On the 3rd ground of a typical Alsatian setting up in Strasbourg, a door opens on to a brilliant atelier, dotted with mannequins draped in bridal don. This is wherever James and ViviAnn Du Fermoir-de-Monsac reside and perform, developing couture marriage gowns watched over by their cheerful mascot – a yellow parakeet named Adam. And they do it in drag.
The pair say looking at consumers in their drag personas generates an environment wherever persons can be accepted for who they are. They know the conventional experience of buying a wedding ceremony costume is not generally straightforward for every person in a entire world exactly where the eyesight of an excellent bride is usually nonetheless an individual thin, white and able-bodied.
“That’s why we selected to open in drag, simply because we required to say to everyone that you are welcome, no make a difference who you are,” ViviAnn suggests.
Dresses start out at €1,500 (£1,290), and are intended soon after a two-hour consultation with the client about their needs. ViviAnn’s influences contain Jean Paul Gaultier and Christian Dior, when James is a devoté of Coco Chanel and the flapper era ViviAnn is “obsessed with shoulders”, and normally takes inspiration from the sparkly costumes she wore back when she competed in dance contests, while James focuses on high-quality-in-depth embroidery operate.
James says the distinctive ways enhance each individual other.
“I serene her down a bit with all the rhinestones, she pushes me to go a bit even further,” he says.
But, they say, their principal concentration is on what their shoppers want, regardless of whether which is a cape that is effective for a wheelchair consumer, or a style that other designers would not endeavor – a new buyer arrived to James and ViviAnn soon after a marriage shop advised her she could not get married in trainers.
“The marriage marketplace is even now a small bit classical, and there are a lot of people who are overlooked,” ViviAnn states. “No matter what your flavor is, no issue what form your system is, we appreciate everybody and we want most people to appreciate by themselves.”
“We want people to be the ideal version of themselves on their wedding ceremony working day,” suggests James.
Du Fermoir-de-Monsac’s first shopper was a 4-12 months-previous boy who wished to wear a dress to a marriage, but whose mother feared performing so would draw in detrimental focus.

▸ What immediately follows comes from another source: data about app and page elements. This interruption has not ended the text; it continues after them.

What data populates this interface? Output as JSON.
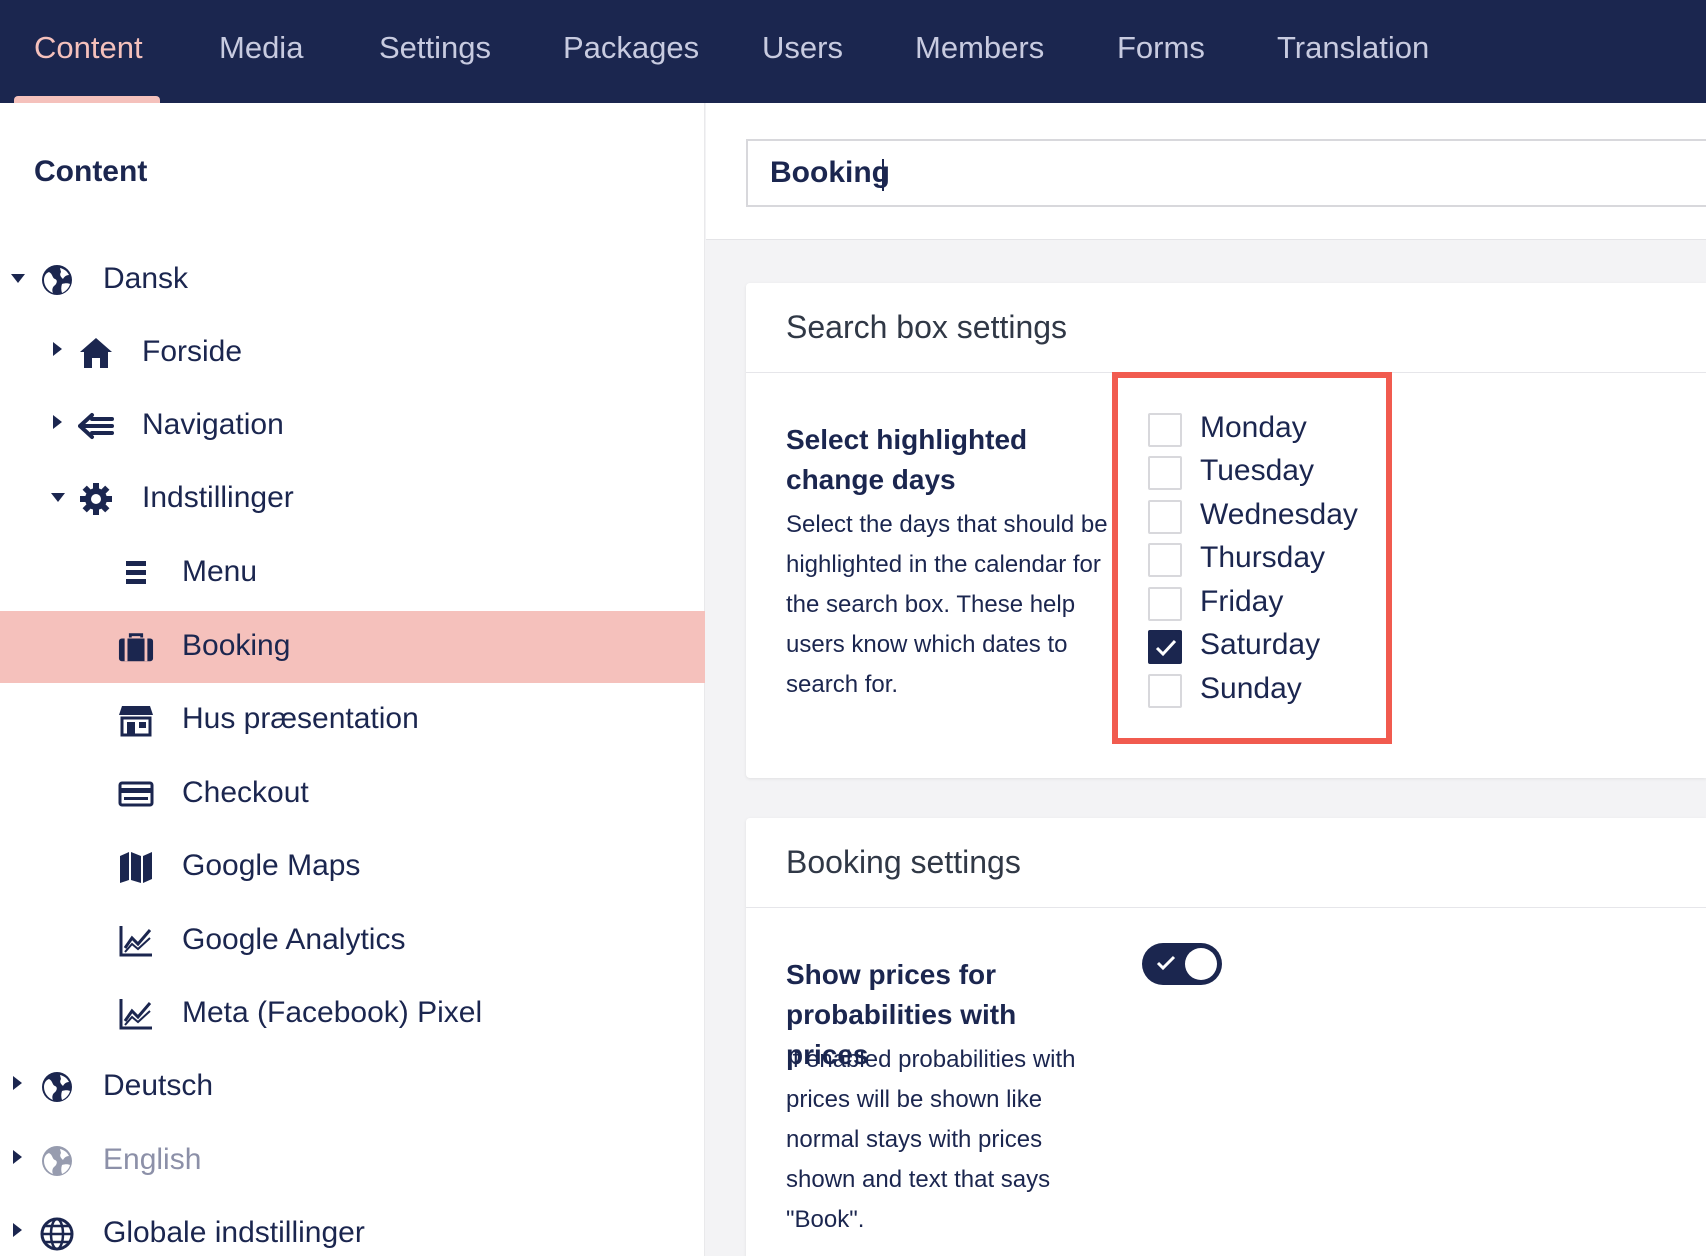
{
  "topnav": {
    "items": [
      "Content",
      "Media",
      "Settings",
      "Packages",
      "Users",
      "Members",
      "Forms",
      "Translation"
    ],
    "active": "Content"
  },
  "sidebar": {
    "title": "Content",
    "tree": [
      {
        "label": "Dansk",
        "icon": "globe-icon",
        "expanded": true
      },
      {
        "label": "Forside",
        "icon": "home-icon"
      },
      {
        "label": "Navigation",
        "icon": "navigation-icon"
      },
      {
        "label": "Indstillinger",
        "icon": "gear-icon",
        "expanded": true
      },
      {
        "label": "Menu",
        "icon": "menu-icon"
      },
      {
        "label": "Booking",
        "icon": "briefcase-icon",
        "selected": true
      },
      {
        "label": "Hus præsentation",
        "icon": "store-icon"
      },
      {
        "label": "Checkout",
        "icon": "credit-card-icon"
      },
      {
        "label": "Google Maps",
        "icon": "map-icon"
      },
      {
        "label": "Google Analytics",
        "icon": "chart-icon"
      },
      {
        "label": "Meta (Facebook) Pixel",
        "icon": "chart-icon"
      },
      {
        "label": "Deutsch",
        "icon": "globe-icon"
      },
      {
        "label": "English",
        "icon": "globe-icon",
        "muted": true
      },
      {
        "label": "Globale indstillinger",
        "icon": "world-icon"
      }
    ]
  },
  "editor": {
    "node_name": "Booking",
    "search_panel": {
      "title": "Search box settings",
      "property_label": "Select highlighted change days",
      "property_description": "Select the days that should be highlighted in the calendar for the search box. These help users know which dates to search for.",
      "days": [
        {
          "label": "Monday",
          "checked": false
        },
        {
          "label": "Tuesday",
          "checked": false
        },
        {
          "label": "Wednesday",
          "checked": false
        },
        {
          "label": "Thursday",
          "checked": false
        },
        {
          "label": "Friday",
          "checked": false
        },
        {
          "label": "Saturday",
          "checked": true
        },
        {
          "label": "Sunday",
          "checked": false
        }
      ]
    },
    "booking_panel": {
      "title": "Booking settings",
      "property_label": "Show prices for probabilities with prices",
      "property_description": "If enabled probabilities with prices will be shown like normal stays with prices shown and text that says \"Book\".",
      "toggle_on": true
    }
  },
  "colors": {
    "navy": "#1b264f",
    "active_pink": "#f5c1bc",
    "highlight_red": "#f15b4f"
  }
}
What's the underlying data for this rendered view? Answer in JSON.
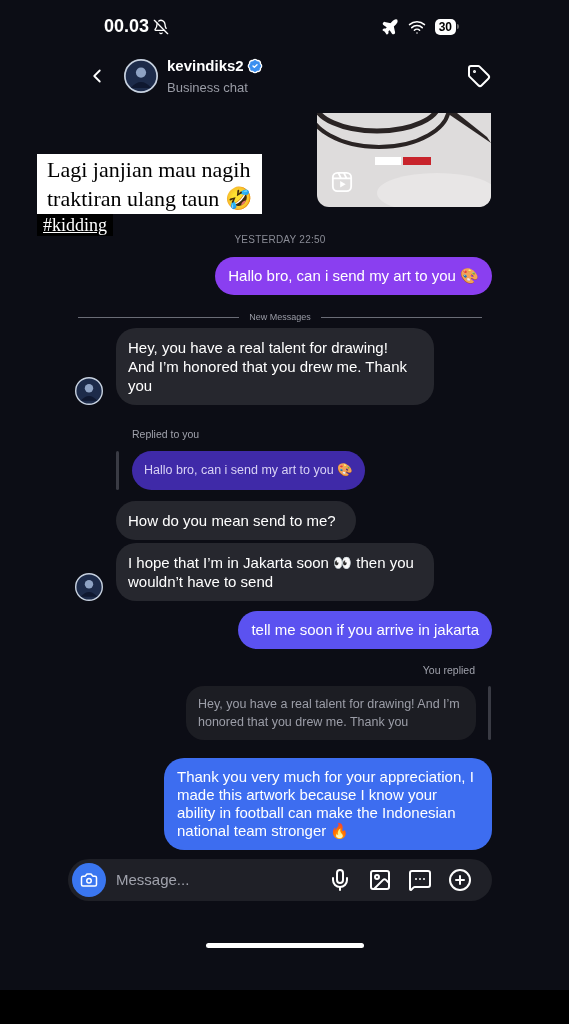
{
  "status_bar": {
    "time": "00.03",
    "battery": "30"
  },
  "header": {
    "username": "kevindiks2",
    "subtitle": "Business chat"
  },
  "story_caption": {
    "lines": [
      "Lagi janjian mau nagih",
      "traktiran ulang taun 🤣"
    ],
    "hashtag": "#kidding"
  },
  "messages": [
    {
      "kind": "timestamp",
      "text": "YESTERDAY 22:50"
    },
    {
      "kind": "sent",
      "text": "Hallo bro, can i send my art to you 🎨"
    },
    {
      "kind": "divider",
      "text": "New Messages"
    },
    {
      "kind": "received",
      "avatar": true,
      "text": "Hey, you have a real talent for drawing! And I’m honored that you drew me. Thank you"
    },
    {
      "kind": "reply_label",
      "text": "Replied to you"
    },
    {
      "kind": "quote_received",
      "text": "Hallo bro, can i send my art to you 🎨"
    },
    {
      "kind": "received",
      "avatar": false,
      "text": "How do you mean send to me?"
    },
    {
      "kind": "received",
      "avatar": true,
      "text": "I hope that I’m in Jakarta soon 👀 then you wouldn’t have to send"
    },
    {
      "kind": "sent",
      "text": "tell me soon if you arrive in jakarta"
    },
    {
      "kind": "reply_label_sent",
      "text": "You replied"
    },
    {
      "kind": "quote_sent",
      "text": "Hey, you have a real talent for drawing! And I’m honored that you drew me. Thank you"
    },
    {
      "kind": "sent",
      "text": "Thank you very much for your appreciation, I made this artwork because I know your ability in football can make the Indonesian national team stronger 🔥"
    }
  ],
  "composer": {
    "placeholder": "Message..."
  }
}
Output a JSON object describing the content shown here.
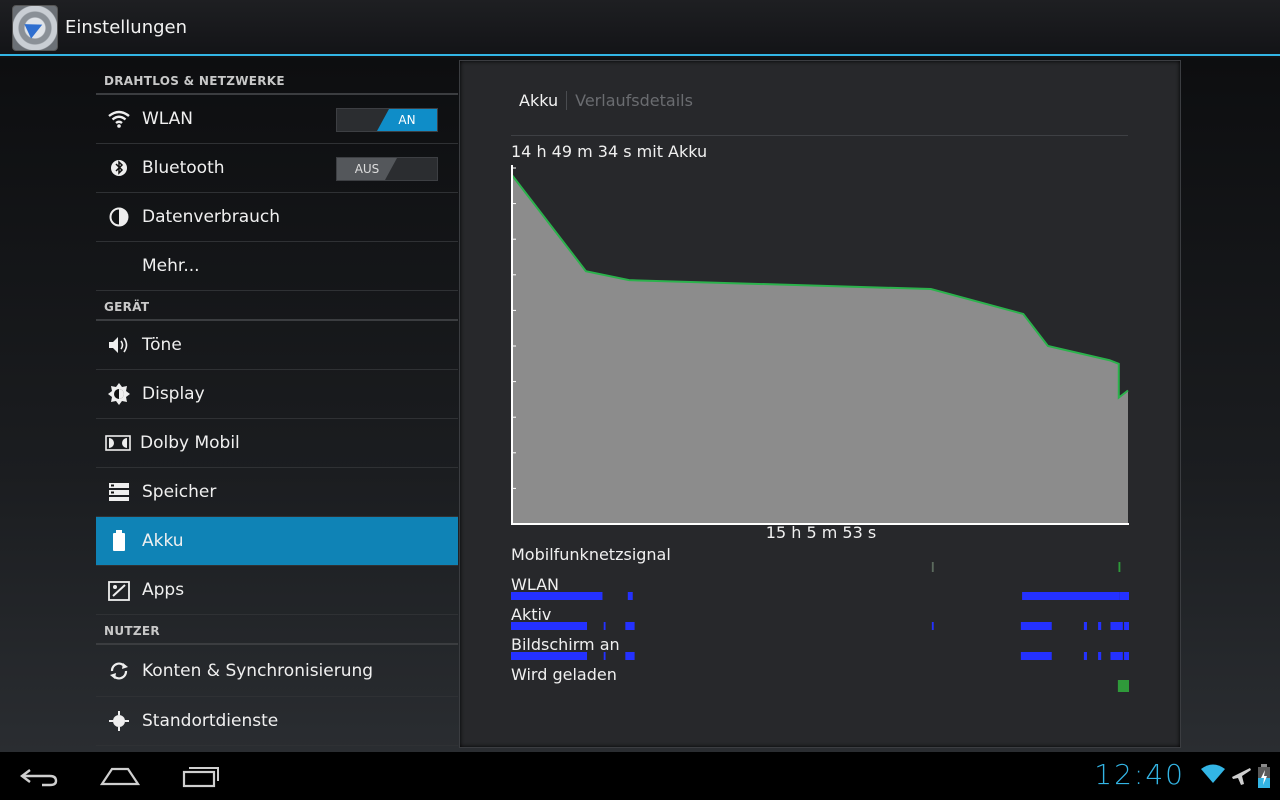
{
  "app": {
    "title": "Einstellungen",
    "icon": "settings-app-icon"
  },
  "sidebar": {
    "sections": [
      {
        "header": "DRAHTLOS & NETZWERKE",
        "items": [
          {
            "label": "WLAN",
            "icon": "wifi-icon",
            "toggle": "AN"
          },
          {
            "label": "Bluetooth",
            "icon": "bluetooth-icon",
            "toggle": "AUS"
          },
          {
            "label": "Datenverbrauch",
            "icon": "data-usage-icon"
          },
          {
            "label": "Mehr...",
            "icon": ""
          }
        ]
      },
      {
        "header": "GERÄT",
        "items": [
          {
            "label": "Töne",
            "icon": "speaker-icon"
          },
          {
            "label": "Display",
            "icon": "brightness-icon"
          },
          {
            "label": "Dolby Mobil",
            "icon": "dolby-icon"
          },
          {
            "label": "Speicher",
            "icon": "storage-icon"
          },
          {
            "label": "Akku",
            "icon": "battery-icon",
            "selected": true
          },
          {
            "label": "Apps",
            "icon": "apps-icon"
          }
        ]
      },
      {
        "header": "NUTZER",
        "items": [
          {
            "label": "Konten & Synchronisierung",
            "icon": "sync-icon"
          },
          {
            "label": "Standortdienste",
            "icon": "location-icon"
          }
        ]
      }
    ]
  },
  "panel": {
    "tabs": [
      "Akku",
      "Verlaufsdetails"
    ],
    "duration": "14 h 49 m 34 s mit Akku",
    "center_time": "15 h 5 m 53 s",
    "activity_rows": [
      "Mobilfunknetzsignal",
      "WLAN",
      "Aktiv",
      "Bildschirm an",
      "Wird geladen"
    ]
  },
  "chart_data": {
    "type": "area",
    "x": [
      0,
      0.12,
      0.19,
      0.68,
      0.83,
      0.87,
      0.97,
      0.985,
      0.985,
      1.0
    ],
    "y": [
      98,
      71,
      68.5,
      66,
      59,
      50,
      46,
      45,
      35.5,
      37.5
    ],
    "ylim": [
      0,
      100
    ],
    "xlim": [
      0,
      1
    ],
    "fill_color": "#8c8c8c",
    "line_color": "#2bb24c",
    "activity": {
      "Mobilfunknetzsignal": [
        [
          0.681,
          0.684
        ],
        [
          0.983,
          0.986
        ]
      ],
      "WLAN": [
        [
          0.0,
          0.148
        ],
        [
          0.189,
          0.197
        ],
        [
          0.827,
          0.985
        ],
        [
          0.985,
          1.0
        ]
      ],
      "Aktiv": [
        [
          0.0,
          0.123
        ],
        [
          0.15,
          0.153
        ],
        [
          0.185,
          0.2
        ],
        [
          0.681,
          0.684
        ],
        [
          0.825,
          0.875
        ],
        [
          0.927,
          0.932
        ],
        [
          0.95,
          0.955
        ],
        [
          0.97,
          0.99
        ],
        [
          0.992,
          1.0
        ]
      ],
      "Bildschirm an": [
        [
          0.0,
          0.123
        ],
        [
          0.15,
          0.153
        ],
        [
          0.185,
          0.2
        ],
        [
          0.825,
          0.875
        ],
        [
          0.927,
          0.932
        ],
        [
          0.95,
          0.955
        ],
        [
          0.97,
          0.99
        ],
        [
          0.992,
          1.0
        ]
      ],
      "Wird geladen": [
        [
          0.982,
          1.0
        ]
      ]
    },
    "activity_color": "#2431ff",
    "charging_color": "#2f9a3a"
  },
  "status": {
    "clock": "12:40"
  },
  "nav": {
    "back": "back-icon",
    "home": "home-icon",
    "recents": "recents-icon"
  }
}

So the pair designed him a kilt, which ViviAnn states he now wears to school. “It’s the cutest matter ever,” she says, keeping up a image of the small boy in his purple tartan.
James, a chocolatier for Pierre Hermé, and ViviAnn, a hairdresser, met at a drag competition in 2019 – James was a choose and ViviAnn a contestant. They bonded over the point that they had equally made their sisters’ marriage dresses. ViviAnn had analyzed style in Paris at the École Duperré. James is self-taught – he commenced stitching at the age of 13 on his grandmother’s machine.
When France locked down for the first time in spring 2020, and with no operate to be performed reducing hair or generating chocolate, James referred to as ViviAnn and requested her if she needed to open a wedding day boutique. ViviAnn said of course, as extensive as they could name it Du Fermoir-de-Monsac (right after her father’s pet identify for her mother) and as prolonged as she could do it in drag. James made the decision to be a part of her and speedily bought to operate on his new persona, named just after his favourite childhood movie, James and the Huge Peach. (They requested that the names of their drag personas be utilised for this piece.)
The boutique opened in April and in June they released the first Du Fermoir-de-Monsac assortment in a runway exhibit – a riot of lace, leather, spikes and tulle tailor-made to a selection of overall body kinds.
Right after the display, James and ViviAnn’s drag personas bought “married” in a faux ceremony (although in life they continue to be close friends and housemates).
ViviAnn wore a hanging white gown with a ruffled neoprene shoulder piece, James a plunging black jumpsuit and coach held in put with a studded leather-based belt.
“We are close good friends in our life, and we made a decision, as we were being constructing a bridal gown firm, to marry James and ViviAnn,” ViviAnn suggests. “We married in the name of couture.”
In the 12 months to come, the pair will be presenting their styles at bridal shows, seeking out new clients and, they hope, selecting a smaller group. At a time when the financial outlook is uncertain and the future of the pandemic unknown, they exude a exceptional sense of optimism.